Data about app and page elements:
↓
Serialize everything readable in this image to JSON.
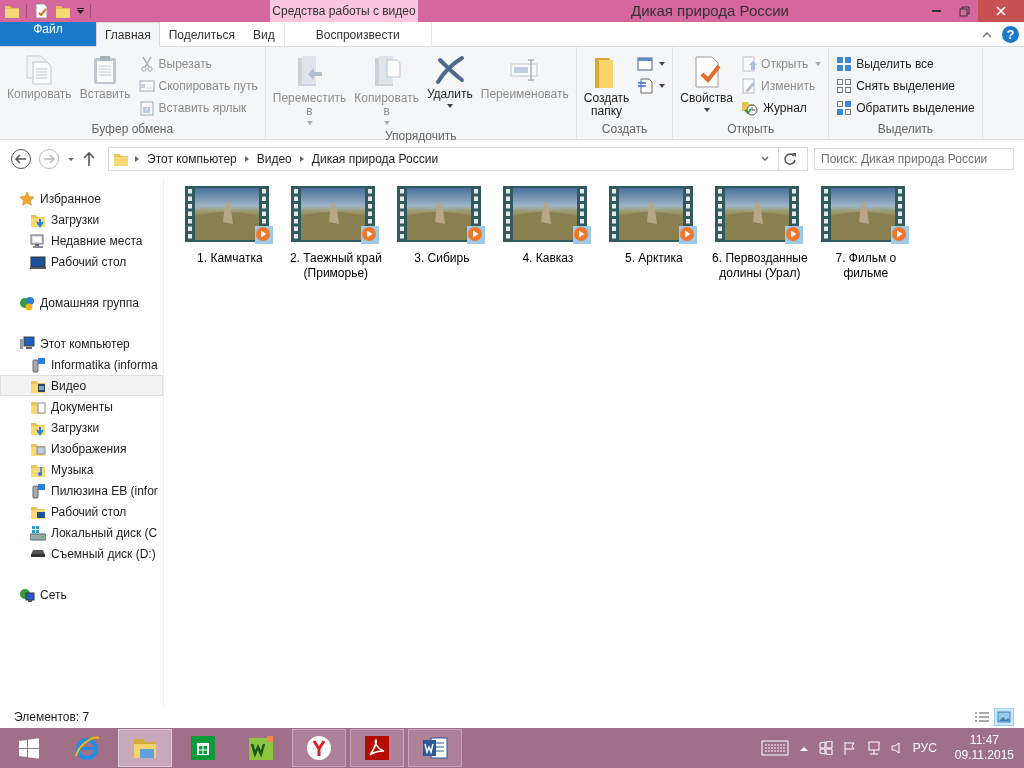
{
  "window": {
    "title": "Дикая природа России",
    "context_group": "Средства работы с видео",
    "help": "?"
  },
  "ribbon": {
    "tabs": [
      {
        "label": "Файл",
        "kind": "file",
        "selected": false
      },
      {
        "label": "Главная",
        "kind": "normal",
        "selected": true
      },
      {
        "label": "Поделиться",
        "kind": "normal",
        "selected": false
      },
      {
        "label": "Вид",
        "kind": "normal",
        "selected": false
      },
      {
        "label": "Воспроизвести",
        "kind": "context",
        "selected": false
      }
    ],
    "groups": [
      {
        "title": "Буфер обмена",
        "commands": [
          {
            "kind": "large",
            "label": "Копировать",
            "disabled": true,
            "dropdown": false
          },
          {
            "kind": "large",
            "label": "Вставить",
            "disabled": true,
            "dropdown": false
          },
          {
            "kind": "small",
            "label": "Вырезать",
            "disabled": true,
            "dropdown": false
          },
          {
            "kind": "small",
            "label": "Скопировать путь",
            "disabled": true,
            "dropdown": false
          },
          {
            "kind": "small",
            "label": "Вставить ярлык",
            "disabled": true,
            "dropdown": false
          }
        ]
      },
      {
        "title": "Упорядочить",
        "commands": [
          {
            "kind": "large",
            "label": "Переместить в",
            "disabled": true,
            "dropdown": true
          },
          {
            "kind": "large",
            "label": "Копировать в",
            "disabled": true,
            "dropdown": true
          },
          {
            "kind": "large",
            "label": "Удалить",
            "disabled": false,
            "dropdown": true
          },
          {
            "kind": "large",
            "label": "Переименовать",
            "disabled": true,
            "dropdown": false
          }
        ]
      },
      {
        "title": "Создать",
        "commands": [
          {
            "kind": "large",
            "label": "Создать папку",
            "disabled": false,
            "dropdown": false
          },
          {
            "kind": "icon",
            "disabled": false,
            "dropdown": true
          },
          {
            "kind": "icon",
            "disabled": false,
            "dropdown": true
          }
        ]
      },
      {
        "title": "Открыть",
        "commands": [
          {
            "kind": "large",
            "label": "Свойства",
            "disabled": false,
            "dropdown": true
          },
          {
            "kind": "small",
            "label": "Открыть",
            "disabled": true,
            "dropdown": true
          },
          {
            "kind": "small",
            "label": "Изменить",
            "disabled": true,
            "dropdown": false
          },
          {
            "kind": "small",
            "label": "Журнал",
            "disabled": false,
            "dropdown": false
          }
        ]
      },
      {
        "title": "Выделить",
        "commands": [
          {
            "kind": "small",
            "label": "Выделить все",
            "disabled": false,
            "dropdown": false
          },
          {
            "kind": "small",
            "label": "Снять выделение",
            "disabled": false,
            "dropdown": false
          },
          {
            "kind": "small",
            "label": "Обратить выделение",
            "disabled": false,
            "dropdown": false
          }
        ]
      }
    ]
  },
  "address": {
    "path": [
      "Этот компьютер",
      "Видео",
      "Дикая природа России"
    ],
    "search_placeholder": "Поиск: Дикая природа России"
  },
  "navigation": [
    {
      "kind": "favorites",
      "label": "Избранное",
      "selected": false,
      "children": [
        {
          "kind": "downloads",
          "label": "Загрузки",
          "selected": false
        },
        {
          "kind": "recent",
          "label": "Недавние места",
          "selected": false
        },
        {
          "kind": "desktop",
          "label": "Рабочий стол",
          "selected": false
        }
      ]
    },
    {
      "kind": "homegroup",
      "label": "Домашняя группа",
      "selected": false
    },
    {
      "kind": "computer",
      "label": "Этот компьютер",
      "selected": false,
      "children": [
        {
          "kind": "netdrive",
          "label": "Informatika (informa",
          "selected": false
        },
        {
          "kind": "videos",
          "label": "Видео",
          "selected": true
        },
        {
          "kind": "documents",
          "label": "Документы",
          "selected": false
        },
        {
          "kind": "downloads",
          "label": "Загрузки",
          "selected": false
        },
        {
          "kind": "pictures",
          "label": "Изображения",
          "selected": false
        },
        {
          "kind": "music",
          "label": "Музыка",
          "selected": false
        },
        {
          "kind": "netdrive",
          "label": "Пилюзина ЕВ (infor",
          "selected": false
        },
        {
          "kind": "desktopfolder",
          "label": "Рабочий стол",
          "selected": false
        },
        {
          "kind": "localdisk",
          "label": "Локальный диск (С",
          "selected": false
        },
        {
          "kind": "removable",
          "label": "Съемный диск (D:)",
          "selected": false
        }
      ]
    },
    {
      "kind": "network",
      "label": "Сеть",
      "selected": false
    }
  ],
  "files": [
    {
      "name": "1. Камчатка"
    },
    {
      "name": "2. Таежный край (Приморье)"
    },
    {
      "name": "3. Сибирь"
    },
    {
      "name": "4. Кавказ"
    },
    {
      "name": "5. Арктика"
    },
    {
      "name": "6. Первозданные долины (Урал)"
    },
    {
      "name": "7. Фильм о фильме"
    }
  ],
  "status_bar": {
    "item_count": "Элементов: 7",
    "views": [
      {
        "kind": "details",
        "selected": false
      },
      {
        "kind": "large_icons",
        "selected": true
      }
    ]
  },
  "taskbar": {
    "apps": [
      {
        "kind": "start",
        "selected": false,
        "running": false
      },
      {
        "kind": "ie",
        "selected": false,
        "running": false
      },
      {
        "kind": "explorer",
        "selected": true,
        "running": true
      },
      {
        "kind": "store",
        "selected": false,
        "running": false
      },
      {
        "kind": "ws",
        "selected": false,
        "running": false
      },
      {
        "kind": "yandex",
        "selected": false,
        "running": true
      },
      {
        "kind": "acrobat",
        "selected": false,
        "running": true
      },
      {
        "kind": "word",
        "selected": false,
        "running": true
      }
    ],
    "language": "РУС",
    "time": "11:47",
    "date": "09.11.2015"
  }
}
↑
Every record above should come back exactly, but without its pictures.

Serialize everything readable in this image to JSON.
{
  "window": {
    "title": "Дикая природа России",
    "context_group": "Средства работы с видео",
    "help": "?"
  },
  "ribbon": {
    "tabs": [
      {
        "label": "Файл",
        "kind": "file",
        "selected": false
      },
      {
        "label": "Главная",
        "kind": "normal",
        "selected": true
      },
      {
        "label": "Поделиться",
        "kind": "normal",
        "selected": false
      },
      {
        "label": "Вид",
        "kind": "normal",
        "selected": false
      },
      {
        "label": "Воспроизвести",
        "kind": "context",
        "selected": false
      }
    ],
    "groups": [
      {
        "title": "Буфер обмена",
        "commands": [
          {
            "kind": "large",
            "label": "Копировать",
            "disabled": true,
            "dropdown": false
          },
          {
            "kind": "large",
            "label": "Вставить",
            "disabled": true,
            "dropdown": false
          },
          {
            "kind": "small",
            "label": "Вырезать",
            "disabled": true,
            "dropdown": false
          },
          {
            "kind": "small",
            "label": "Скопировать путь",
            "disabled": true,
            "dropdown": false
          },
          {
            "kind": "small",
            "label": "Вставить ярлык",
            "disabled": true,
            "dropdown": false
          }
        ]
      },
      {
        "title": "Упорядочить",
        "commands": [
          {
            "kind": "large",
            "label": "Переместить в",
            "disabled": true,
            "dropdown": true
          },
          {
            "kind": "large",
            "label": "Копировать в",
            "disabled": true,
            "dropdown": true
          },
          {
            "kind": "large",
            "label": "Удалить",
            "disabled": false,
            "dropdown": true
          },
          {
            "kind": "large",
            "label": "Переименовать",
            "disabled": true,
            "dropdown": false
          }
        ]
      },
      {
        "title": "Создать",
        "commands": [
          {
            "kind": "large",
            "label": "Создать папку",
            "disabled": false,
            "dropdown": false
          },
          {
            "kind": "icon",
            "disabled": false,
            "dropdown": true
          },
          {
            "kind": "icon",
            "disabled": false,
            "dropdown": true
          }
        ]
      },
      {
        "title": "Открыть",
        "commands": [
          {
            "kind": "large",
            "label": "Свойства",
            "disabled": false,
            "dropdown": true
          },
          {
            "kind": "small",
            "label": "Открыть",
            "disabled": true,
            "dropdown": true
          },
          {
            "kind": "small",
            "label": "Изменить",
            "disabled": true,
            "dropdown": false
          },
          {
            "kind": "small",
            "label": "Журнал",
            "disabled": false,
            "dropdown": false
          }
        ]
      },
      {
        "title": "Выделить",
        "commands": [
          {
            "kind": "small",
            "label": "Выделить все",
            "disabled": false,
            "dropdown": false
          },
          {
            "kind": "small",
            "label": "Снять выделение",
            "disabled": false,
            "dropdown": false
          },
          {
            "kind": "small",
            "label": "Обратить выделение",
            "disabled": false,
            "dropdown": false
          }
        ]
      }
    ]
  },
  "address": {
    "path": [
      "Этот компьютер",
      "Видео",
      "Дикая природа России"
    ],
    "search_placeholder": "Поиск: Дикая природа России"
  },
  "navigation": [
    {
      "kind": "favorites",
      "label": "Избранное",
      "selected": false,
      "children": [
        {
          "kind": "downloads",
          "label": "Загрузки",
          "selected": false
        },
        {
          "kind": "recent",
          "label": "Недавние места",
          "selected": false
        },
        {
          "kind": "desktop",
          "label": "Рабочий стол",
          "selected": false
        }
      ]
    },
    {
      "kind": "homegroup",
      "label": "Домашняя группа",
      "selected": false
    },
    {
      "kind": "computer",
      "label": "Этот компьютер",
      "selected": false,
      "children": [
        {
          "kind": "netdrive",
          "label": "Informatika (informa",
          "selected": false
        },
        {
          "kind": "videos",
          "label": "Видео",
          "selected": true
        },
        {
          "kind": "documents",
          "label": "Документы",
          "selected": false
        },
        {
          "kind": "downloads",
          "label": "Загрузки",
          "selected": false
        },
        {
          "kind": "pictures",
          "label": "Изображения",
          "selected": false
        },
        {
          "kind": "music",
          "label": "Музыка",
          "selected": false
        },
        {
          "kind": "netdrive",
          "label": "Пилюзина ЕВ (infor",
          "selected": false
        },
        {
          "kind": "desktopfolder",
          "label": "Рабочий стол",
          "selected": false
        },
        {
          "kind": "localdisk",
          "label": "Локальный диск (С",
          "selected": false
        },
        {
          "kind": "removable",
          "label": "Съемный диск (D:)",
          "selected": false
        }
      ]
    },
    {
      "kind": "network",
      "label": "Сеть",
      "selected": false
    }
  ],
  "files": [
    {
      "name": "1. Камчатка"
    },
    {
      "name": "2. Таежный край (Приморье)"
    },
    {
      "name": "3. Сибирь"
    },
    {
      "name": "4. Кавказ"
    },
    {
      "name": "5. Арктика"
    },
    {
      "name": "6. Первозданные долины (Урал)"
    },
    {
      "name": "7. Фильм о фильме"
    }
  ],
  "status_bar": {
    "item_count": "Элементов: 7",
    "views": [
      {
        "kind": "details",
        "selected": false
      },
      {
        "kind": "large_icons",
        "selected": true
      }
    ]
  },
  "taskbar": {
    "apps": [
      {
        "kind": "start",
        "selected": false,
        "running": false
      },
      {
        "kind": "ie",
        "selected": false,
        "running": false
      },
      {
        "kind": "explorer",
        "selected": true,
        "running": true
      },
      {
        "kind": "store",
        "selected": false,
        "running": false
      },
      {
        "kind": "ws",
        "selected": false,
        "running": false
      },
      {
        "kind": "yandex",
        "selected": false,
        "running": true
      },
      {
        "kind": "acrobat",
        "selected": false,
        "running": true
      },
      {
        "kind": "word",
        "selected": false,
        "running": true
      }
    ],
    "language": "РУС",
    "time": "11:47",
    "date": "09.11.2015"
  }
}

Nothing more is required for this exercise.